Palestinian analysts doubt the indications this week that Mr. Johnston’s abductors are Al Qaeda operatives with a global Jihad in mind. Gazan security officials say they know that Johnston is being held by the Dogmoush clan, which is demanding a large tract of land in Gaza – a piece of one of the evacuated settlements that Israel left to the Palestinian Authority in August 2005.
According to this analysis, the clan leaders want to extort promises for land from the Palestinian Authority, meanwhile biding time by cloaking the issue in global jihadist themes.
“There is no proof or indication that there is a relationship between the so-called Army of Islam and Al Qaeda as some people think, despite the fact that their behavior appears that way,” said Rashid Abu Shabak, senior Palestinian security chief in Gaza, in an interview with the Sharq al-Awsat newspaper.
“These requests of the Army of Islam are illogical, and the aim of this latest request is just to give the kidnapping some kind of international character, while in truth it is only a process aimed at gaining money,” Mr. Abu Shabak said.
Israeli observers take a different view. They say websites tied to Al Qaeda have claimed to have cells operating in both the West Bank and Gaza, says Professor Raphael Israeli, who studies Islamic fundamentalist movements at the Hebrew University of Jerusalem. Moreover, he says, Iran has been vocal in its assistance in helping to train militants.
“The Iranians have stated clearly that Lebanese Hizbullah advisers have infiltrated into the Gaza Strip as soon as the debacle in the Lebanese war was over, and they are teaching the Hamas to adopt the same tactics used against Israel because they see they were effective,” Mr. Israel says.
“Of course, Iran is not Al Qaeda, but we also know from separate and independent statements on the internet that they have their own cells not just in Gaza, but in the West Bank, in places such as Jenin and Nablus.”
He says that given the lack of security exercised by Palestinian President Mahmoud Abbas these groups can act more or less unhindered. As an example, he links the kidnapping of an Israeli soldier by Hamas last June, with the kidnapping of Israeli soldiers by Lebanese Hizbullah only a few weeks later.
“The inevitable conclusion is that there was some coordination between these parties,” he says. “Whether Al Qaeda is a partner in the execution of [the kidnapping] is hardly relevant.”
What is more relevant, for Palestinians at least, is that Islamist ideology has come to play a role in the political pressures and worsening violence coursing through the Gaza Strip. In the past half year, more than 70 establishments seen as representing “infidel” culture have been attacked, including Internet cafes, video shops, an American school, and a Christian center that distributed Bibles. The list also includes pharmacies rumored to sell illicit drugs.
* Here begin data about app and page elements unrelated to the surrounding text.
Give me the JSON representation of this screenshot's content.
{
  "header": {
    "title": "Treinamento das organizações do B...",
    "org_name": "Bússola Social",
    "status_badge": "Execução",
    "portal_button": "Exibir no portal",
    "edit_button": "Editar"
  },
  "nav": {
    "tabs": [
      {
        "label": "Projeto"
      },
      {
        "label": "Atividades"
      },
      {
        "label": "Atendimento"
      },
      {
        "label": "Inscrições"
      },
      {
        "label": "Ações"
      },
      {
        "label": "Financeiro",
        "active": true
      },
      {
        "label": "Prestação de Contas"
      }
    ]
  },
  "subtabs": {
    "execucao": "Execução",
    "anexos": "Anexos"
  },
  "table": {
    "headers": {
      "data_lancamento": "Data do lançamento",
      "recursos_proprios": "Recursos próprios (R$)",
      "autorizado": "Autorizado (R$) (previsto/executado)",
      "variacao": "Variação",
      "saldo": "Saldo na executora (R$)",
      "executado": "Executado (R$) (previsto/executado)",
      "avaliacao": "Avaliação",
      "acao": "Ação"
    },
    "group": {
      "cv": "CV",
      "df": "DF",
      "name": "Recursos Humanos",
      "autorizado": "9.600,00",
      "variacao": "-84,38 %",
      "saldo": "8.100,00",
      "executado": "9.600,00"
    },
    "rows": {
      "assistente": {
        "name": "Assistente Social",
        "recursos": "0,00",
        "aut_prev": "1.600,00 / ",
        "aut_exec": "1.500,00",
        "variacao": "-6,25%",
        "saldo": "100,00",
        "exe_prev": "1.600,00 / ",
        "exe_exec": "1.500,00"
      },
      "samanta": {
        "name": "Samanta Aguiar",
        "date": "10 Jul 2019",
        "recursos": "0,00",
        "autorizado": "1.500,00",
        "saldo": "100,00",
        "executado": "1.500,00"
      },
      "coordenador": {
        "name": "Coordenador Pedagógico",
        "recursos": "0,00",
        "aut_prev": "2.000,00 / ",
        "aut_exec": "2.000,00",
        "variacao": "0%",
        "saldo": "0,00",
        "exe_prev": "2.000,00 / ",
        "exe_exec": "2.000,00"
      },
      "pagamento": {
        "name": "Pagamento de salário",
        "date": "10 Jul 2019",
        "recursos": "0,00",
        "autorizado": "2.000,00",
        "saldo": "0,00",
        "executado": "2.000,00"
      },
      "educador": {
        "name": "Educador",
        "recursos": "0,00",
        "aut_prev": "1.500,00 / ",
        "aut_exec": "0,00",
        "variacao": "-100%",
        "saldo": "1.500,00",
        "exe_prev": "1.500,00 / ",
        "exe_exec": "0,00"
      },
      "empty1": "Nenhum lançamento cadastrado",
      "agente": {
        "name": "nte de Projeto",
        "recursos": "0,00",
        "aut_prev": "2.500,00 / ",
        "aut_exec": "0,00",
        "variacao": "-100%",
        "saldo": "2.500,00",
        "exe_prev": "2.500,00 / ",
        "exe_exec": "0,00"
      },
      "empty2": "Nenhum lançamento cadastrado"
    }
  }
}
One of those targeted was the Internet cafe owned by Ala Alshawa. The 20-something entrepreneur woke up to an explosion several months ago. He decided to borrow $4,000 to repair his shop.
“The problem is we don’t know who is who and what they want. They use Islamic names, but they are very far from Islam and the real Islamic values,” says Mr. Alshawa.
• Safwat al-Kahlout in Gaza contributed to this report
Copyright © 2007 The Christian Science Monitor. All rights reserved.